But the moment I'm zipped in I can't breathe and the fabric hugging my stomach without mercy pronounces me a frump. Besides, in the internet café, where you can phone Tangiers or Thailand for almost nothing, fourteen pairs of eyes are absorbed by screens. No one whistles when I smile at boxes of tired mangoes and seedy broccoli heads outside the Greek superstore.
By now I'm in a fever to undo the garment and pull it off. And for all its flaws, for all that, it only boasts one breast. I'm overjoyed to re-possess my body. I remember hate holding in and shutting away. What I want is a dress easy as a plump plum oozing juice, as a warm afternoon in late October creeping its ambers and cinnamons into leaves, a dress that reassures there's no need to pretend, a dress that's as capacious as generosity, a dress that willingly unbuttons and whispers in the ear: be alive every minute of your life.
by Lucille Clifton
if i be you
let me not forget
to be the pistol
to be the madwoman
at the river's edge
be free or die
if i be you
let me in my
to ask my brothers
ain't i a woman too
if i be you
let me not forget to
trust the Gods
love my children and
The Divine Feminineby aJbishop
She waters gardens with light bucketspail sprout violets
saying "it only takes
She tumbles on
saying "it only takes
She caves fortresses
& crushes into diamondssaying "it only takes
She dances in little
slippers with a wand
making frost sculpture
saying "it only takes
She is Medusa Shiva
Lia Lilith and Kali
She is sex and a sprout
& propagating bacteriumsaying "it only takes
She is a tree
breaking a sidewalk
and calling that hope
saying "it only takes
She is drip dripping

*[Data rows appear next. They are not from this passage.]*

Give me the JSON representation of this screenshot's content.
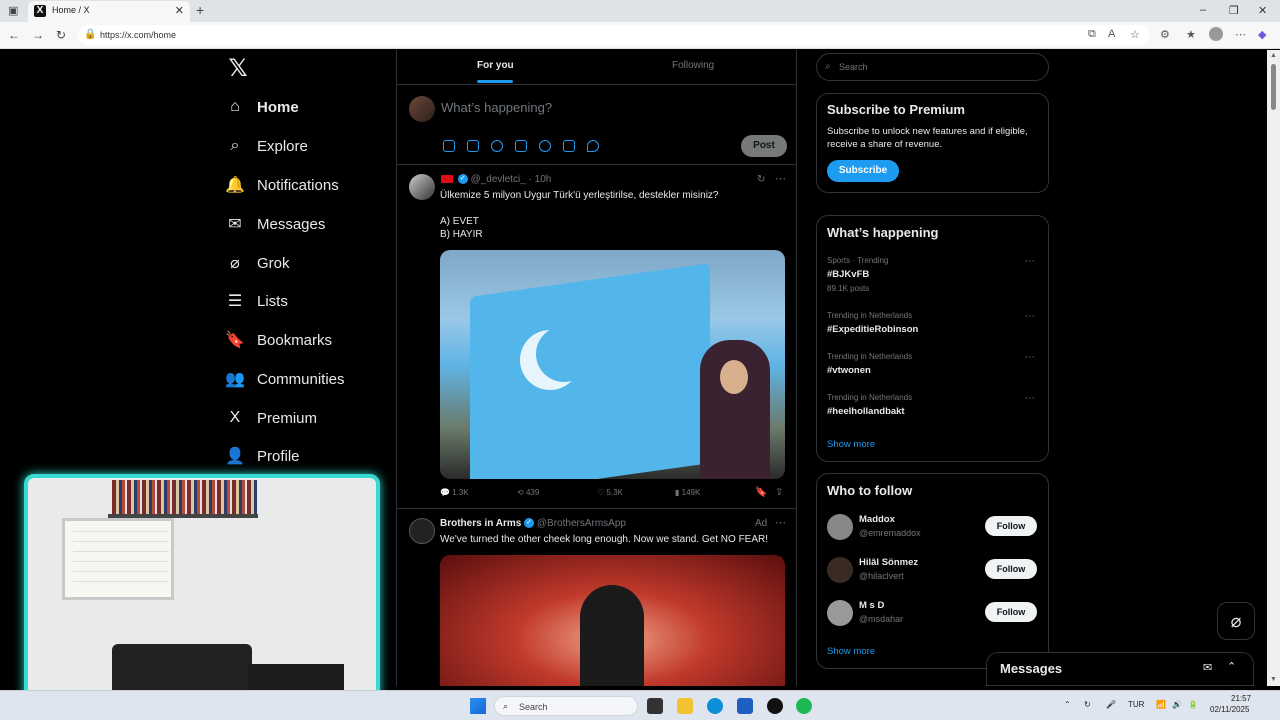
{
  "browser": {
    "tab_title": "Home / X",
    "tab_logo": "X",
    "url": "https://x.com/home"
  },
  "nav": {
    "items": [
      {
        "label": "Home",
        "icon": "home-icon",
        "glyph": "⌂"
      },
      {
        "label": "Explore",
        "icon": "search-icon",
        "glyph": "⌕"
      },
      {
        "label": "Notifications",
        "icon": "bell-icon",
        "glyph": "🔔"
      },
      {
        "label": "Messages",
        "icon": "envelope-icon",
        "glyph": "✉"
      },
      {
        "label": "Grok",
        "icon": "grok-icon",
        "glyph": "⌀"
      },
      {
        "label": "Lists",
        "icon": "list-icon",
        "glyph": "☰"
      },
      {
        "label": "Bookmarks",
        "icon": "bookmark-icon",
        "glyph": "🔖"
      },
      {
        "label": "Communities",
        "icon": "people-icon",
        "glyph": "👥"
      },
      {
        "label": "Premium",
        "icon": "x-icon",
        "glyph": "X"
      },
      {
        "label": "Profile",
        "icon": "person-icon",
        "glyph": "👤"
      }
    ]
  },
  "feed": {
    "tabs": [
      {
        "label": "For you"
      },
      {
        "label": "Following"
      }
    ],
    "compose_placeholder": "What’s happening?",
    "post_label": "Post",
    "tweets": [
      {
        "handle": "@_devletci_",
        "time": "· 10h",
        "lines": [
          "Ülkemize 5 milyon Uygur Türk'ü yerleştirilse, destekler misiniz?",
          "",
          "A) EVET",
          "B) HAYIR"
        ],
        "stats": {
          "replies": "1.3K",
          "reposts": "439",
          "likes": "5.3K",
          "views": "149K"
        }
      },
      {
        "name": "Brothers in Arms",
        "handle": "@BrothersArmsApp",
        "badge": "Ad",
        "lines": [
          "We've turned the other cheek long enough. Now we stand. Get NO FEAR!"
        ]
      }
    ]
  },
  "right": {
    "search_placeholder": "Search",
    "premium": {
      "title": "Subscribe to Premium",
      "text": "Subscribe to unlock new features and if eligible, receive a share of revenue.",
      "button": "Subscribe"
    },
    "happening": {
      "title": "What’s happening",
      "trends": [
        {
          "category": "Sports · Trending",
          "name": "#BJKvFB",
          "count": "89.1K posts"
        },
        {
          "category": "Trending in Netherlands",
          "name": "#ExpeditieRobinson",
          "count": ""
        },
        {
          "category": "Trending in Netherlands",
          "name": "#vtwonen",
          "count": ""
        },
        {
          "category": "Trending in Netherlands",
          "name": "#heelhollandbakt",
          "count": ""
        }
      ],
      "show_more": "Show more"
    },
    "who_to_follow": {
      "title": "Who to follow",
      "people": [
        {
          "name": "Maddox",
          "handle": "@emremaddox",
          "button": "Follow"
        },
        {
          "name": "Hilâl Sönmez",
          "handle": "@hilaclvert",
          "button": "Follow"
        },
        {
          "name": "M s D",
          "handle": "@msdahar",
          "button": "Follow"
        }
      ],
      "show_more": "Show more"
    },
    "messages_dock": "Messages"
  },
  "taskbar": {
    "search_placeholder": "Search",
    "language": "TUR",
    "time": "21:57",
    "date": "02/11/2025"
  }
}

saying "it only takes
I Wonder if She Knew
by David L. Weatherford
Did she know I thought about her when I woke up each morning, as I drifted to sleep each night, and most of the time in between; and that even when I was not consciously thinking about her, I continually sensed the presence of her love within me?
Did she know I used to sit and look at her as she slept, studying the tranquil beauty on her angel's face; and that I said little prayers over her asking that sweet serenity would always grace her countenance?

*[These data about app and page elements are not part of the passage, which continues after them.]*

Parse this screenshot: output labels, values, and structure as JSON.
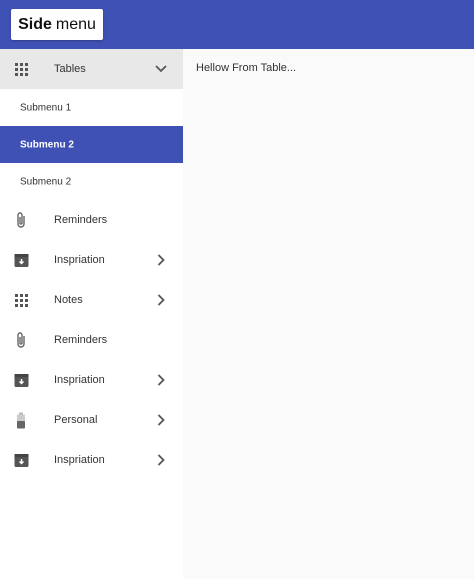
{
  "header": {
    "brand_bold": "Side",
    "brand_light": "menu",
    "background": "#3f51b5"
  },
  "sidebar": {
    "expanded_item": {
      "label": "Tables",
      "icon": "apps-grid-icon"
    },
    "submenu": [
      {
        "label": "Submenu 1",
        "active": false
      },
      {
        "label": "Submenu 2",
        "active": true
      },
      {
        "label": "Submenu 2",
        "active": false
      }
    ],
    "items": [
      {
        "label": "Reminders",
        "icon": "paperclip-icon",
        "has_chevron": false
      },
      {
        "label": "Inspriation",
        "icon": "archive-icon",
        "has_chevron": true
      },
      {
        "label": "Notes",
        "icon": "apps-grid-icon",
        "has_chevron": true
      },
      {
        "label": "Reminders",
        "icon": "paperclip-icon",
        "has_chevron": false
      },
      {
        "label": "Inspriation",
        "icon": "archive-icon",
        "has_chevron": true
      },
      {
        "label": "Personal",
        "icon": "battery-icon",
        "has_chevron": true
      },
      {
        "label": "Inspriation",
        "icon": "archive-icon",
        "has_chevron": true
      }
    ]
  },
  "main": {
    "content_text": "Hellow From Table..."
  },
  "colors": {
    "accent": "#3f51b5",
    "expanded_bg": "#e8e8e8",
    "main_bg": "#fafafa"
  }
}
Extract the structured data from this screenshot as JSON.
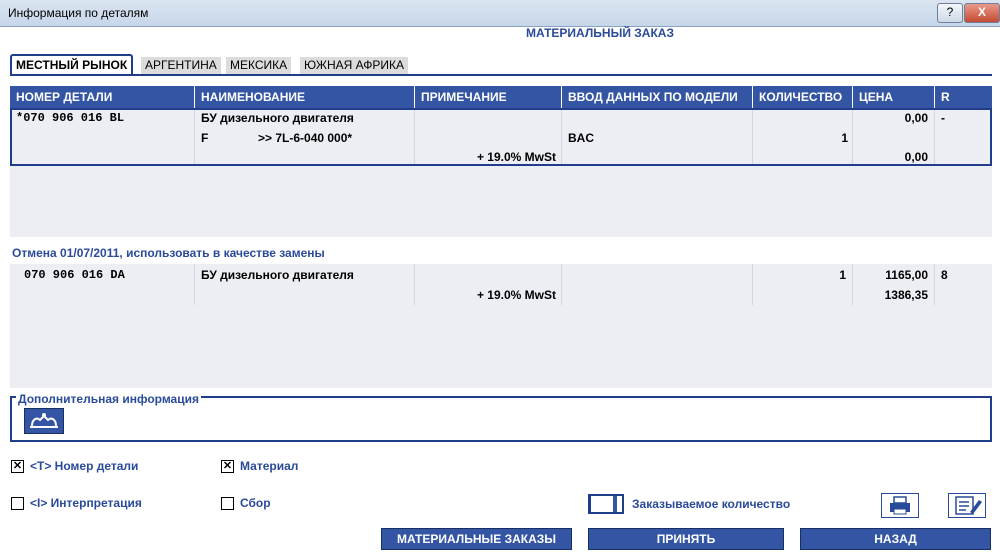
{
  "window": {
    "title": "Информация по деталям",
    "help_label": "?",
    "close_label": "X",
    "header": "МАТЕРИАЛЬНЫЙ ЗАКАЗ"
  },
  "tabs": [
    "МЕСТНЫЙ РЫНОК",
    "АРГЕНТИНА",
    "МЕКСИКА",
    "ЮЖНАЯ АФРИКА"
  ],
  "columns": [
    "НОМЕР ДЕТАЛИ",
    "НАИМЕНОВАНИЕ",
    "ПРИМЕЧАНИЕ",
    "ВВОД ДАННЫХ ПО МОДЕЛИ",
    "КОЛИЧЕСТВО",
    "ЦЕНА",
    "R"
  ],
  "row1": {
    "part_number": "*070 906 016 BL",
    "name": "БУ дизельного двигателя",
    "name_line2_prefix": "F",
    "name_line2_ref": ">> 7L-6-040 000*",
    "note": "+ 19.0% MwSt",
    "model_entry": "BAC",
    "quantity": "1",
    "price": "0,00",
    "price_tax": "0,00",
    "r": "-"
  },
  "replacement_note": "Отмена 01/07/2011, использовать в качестве замены",
  "row2": {
    "part_number": "070 906 016 DA",
    "name": "БУ дизельного двигателя",
    "note": "+ 19.0% MwSt",
    "quantity": "1",
    "price": "1165,00",
    "price_tax": "1386,35",
    "r": "8"
  },
  "additional_info_label": "Дополнительная информация",
  "checkboxes": {
    "part_number": {
      "label": "<T> Номер детали",
      "checked": true,
      "mark": "✕"
    },
    "material": {
      "label": "Материал",
      "checked": true,
      "mark": "✕"
    },
    "interpretation": {
      "label": "<I> Интерпретация",
      "checked": false,
      "mark": ""
    },
    "assembly": {
      "label": "Сбор",
      "checked": false,
      "mark": ""
    }
  },
  "order_qty_label": "Заказываемое количество",
  "order_qty_value": "",
  "buttons": {
    "material_orders": "МАТЕРИАЛЬНЫЕ ЗАКАЗЫ",
    "accept": "ПРИНЯТЬ",
    "back": "НАЗАД"
  },
  "icons": [
    "engine-icon",
    "printer-icon",
    "edit-document-icon"
  ],
  "colors": {
    "accent": "#3355a3",
    "text_blue": "#2a4a9a",
    "panel": "#eceef3"
  }
}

Did she know I admired the way she cared for her family, friends, and anyone in need, and accepted everyone without judgment or criticism; and that she was my role model for how to treat people?
Did she know she went to places in my heart and mind where no one had ever gone before; and that I exposed the totality of my self---the good, the bad, and the ugly---because I had such complete and utter trust in her love for me?

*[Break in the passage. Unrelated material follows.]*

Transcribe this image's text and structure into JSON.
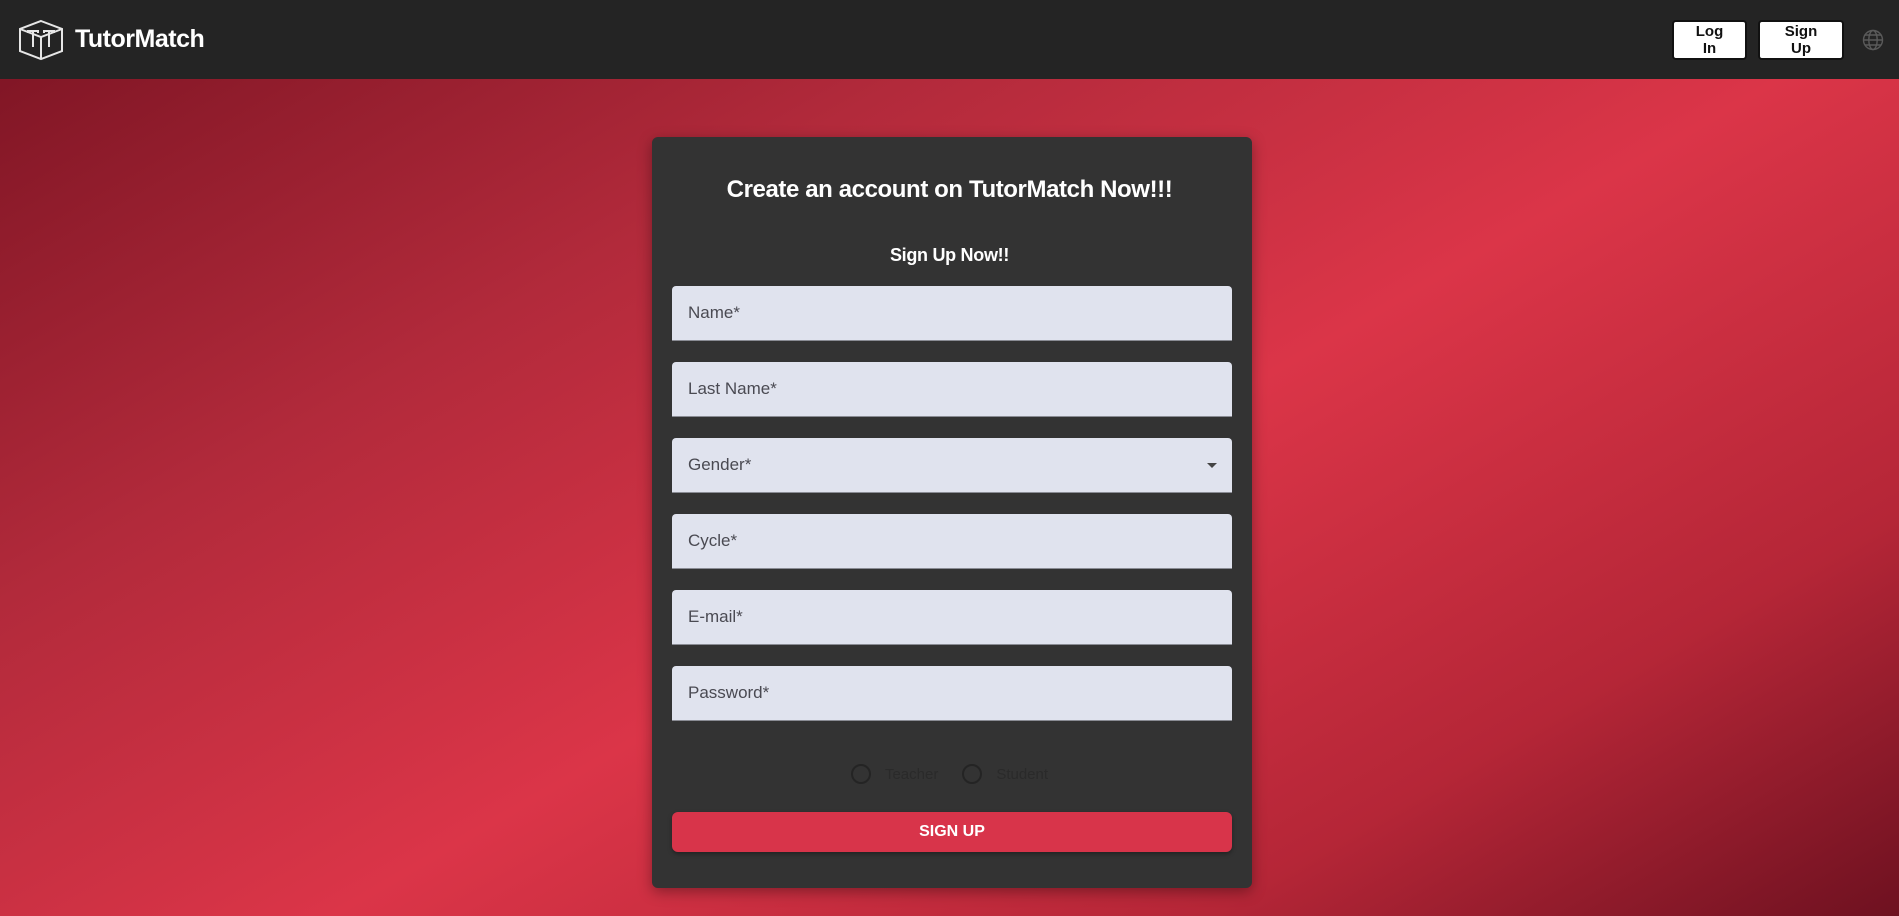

Did she know she was the best friend I ever had, and the bond between us had a depth and breadth that could not be severed by anything less than a mutual decision based on true love at it's most unselfish?
Did she know I loved her profoundly and unconditionally, not just for her loveliness, sexiness, or intelligence (all of which I adored), but more for the grace and goodness that defined her essence to me; and that I marveled at how animals, children, and adults (young and old) were drawn to her gentle warmth like flowers to the morning sun?
Did she know I thanked God daily for intersecting the winding roads of our lives so that my life might be forever changed by the touch of her spirit; and that I believed He sent her as an angel to love me, lift me, and lead me to a better place emotionally and spiritually?
And I wonder if she knows that I love her still, not less for the passing of yesterdays without her, but more for knowing what will be missing from all my tomorrows; and that it helps me, when I contemplate the harshness of life in this unyielding world, to remember that out there somewhere is a rare and precious soul---
and she loved me.
"I see a finely wrought chain of tempered silver, delicate yet strong, stretching back through time, reaching deep into the earth . . . A chain of women, each listening to each, being present to her as she waits for her self to be born, for her feeling values to come to form and to birth . . . Woman after woman after woman, being present, as each finds her voice."
A Circle of Stones: Woman's Journey to Herself